*INSTRUCTIONS TO FOLLOW*: Would you set down the data that follows, word for word, without any pictures?

++++++++

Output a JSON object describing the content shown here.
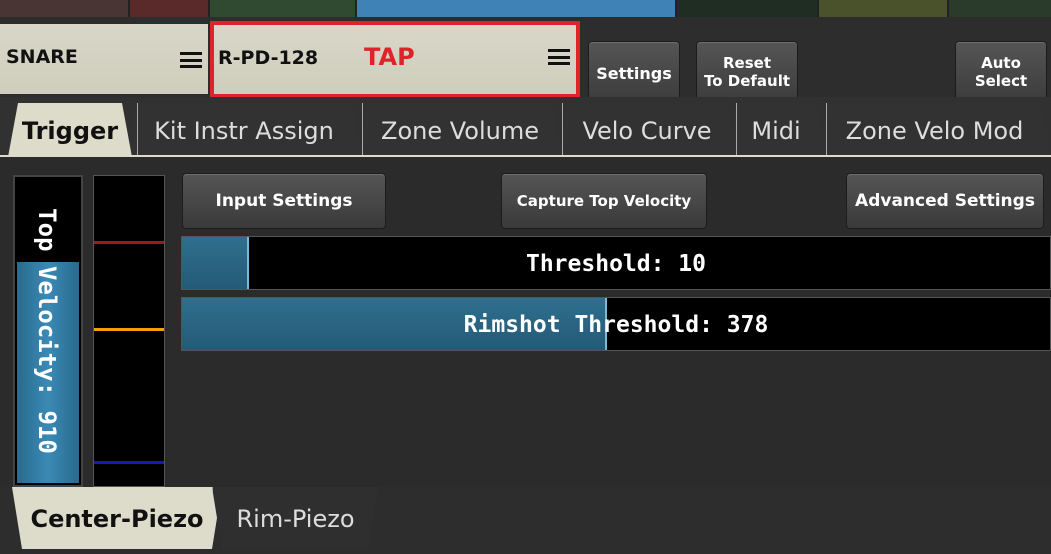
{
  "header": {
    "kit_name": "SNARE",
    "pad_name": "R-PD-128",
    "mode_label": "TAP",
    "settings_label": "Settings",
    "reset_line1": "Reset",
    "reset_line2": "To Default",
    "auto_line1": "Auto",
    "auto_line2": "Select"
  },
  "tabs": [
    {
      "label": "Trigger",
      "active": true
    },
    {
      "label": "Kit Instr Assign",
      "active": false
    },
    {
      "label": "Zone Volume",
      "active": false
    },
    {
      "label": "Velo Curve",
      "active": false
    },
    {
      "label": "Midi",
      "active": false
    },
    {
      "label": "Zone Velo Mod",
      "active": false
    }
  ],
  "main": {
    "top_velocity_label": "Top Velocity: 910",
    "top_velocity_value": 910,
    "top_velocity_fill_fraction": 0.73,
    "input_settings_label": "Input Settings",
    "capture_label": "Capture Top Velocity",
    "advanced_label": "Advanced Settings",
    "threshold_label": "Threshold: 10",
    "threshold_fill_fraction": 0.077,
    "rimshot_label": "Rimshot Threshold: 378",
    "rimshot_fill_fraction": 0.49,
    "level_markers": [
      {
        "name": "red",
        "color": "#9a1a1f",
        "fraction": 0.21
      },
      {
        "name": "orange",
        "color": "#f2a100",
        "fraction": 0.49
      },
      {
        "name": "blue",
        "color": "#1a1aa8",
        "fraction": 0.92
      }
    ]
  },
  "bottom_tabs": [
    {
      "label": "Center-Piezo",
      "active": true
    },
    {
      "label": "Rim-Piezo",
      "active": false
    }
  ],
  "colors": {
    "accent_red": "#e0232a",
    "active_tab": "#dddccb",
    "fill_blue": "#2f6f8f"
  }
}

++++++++

*WRITTEN ANSWER*:
Output a JSON object describing the content shown here.
{
  "header": {
    "kit_name": "SNARE",
    "pad_name": "R-PD-128",
    "mode_label": "TAP",
    "settings_label": "Settings",
    "reset_line1": "Reset",
    "reset_line2": "To Default",
    "auto_line1": "Auto",
    "auto_line2": "Select"
  },
  "tabs": [
    {
      "label": "Trigger",
      "active": true
    },
    {
      "label": "Kit Instr Assign",
      "active": false
    },
    {
      "label": "Zone Volume",
      "active": false
    },
    {
      "label": "Velo Curve",
      "active": false
    },
    {
      "label": "Midi",
      "active": false
    },
    {
      "label": "Zone Velo Mod",
      "active": false
    }
  ],
  "main": {
    "top_velocity_label": "Top Velocity: 910",
    "top_velocity_value": 910,
    "top_velocity_fill_fraction": 0.73,
    "input_settings_label": "Input Settings",
    "capture_label": "Capture Top Velocity",
    "advanced_label": "Advanced Settings",
    "threshold_label": "Threshold: 10",
    "threshold_fill_fraction": 0.077,
    "rimshot_label": "Rimshot Threshold: 378",
    "rimshot_fill_fraction": 0.49,
    "level_markers": [
      {
        "name": "red",
        "color": "#9a1a1f",
        "fraction": 0.21
      },
      {
        "name": "orange",
        "color": "#f2a100",
        "fraction": 0.49
      },
      {
        "name": "blue",
        "color": "#1a1aa8",
        "fraction": 0.92
      }
    ]
  },
  "bottom_tabs": [
    {
      "label": "Center-Piezo",
      "active": true
    },
    {
      "label": "Rim-Piezo",
      "active": false
    }
  ],
  "colors": {
    "accent_red": "#e0232a",
    "active_tab": "#dddccb",
    "fill_blue": "#2f6f8f"
  }
}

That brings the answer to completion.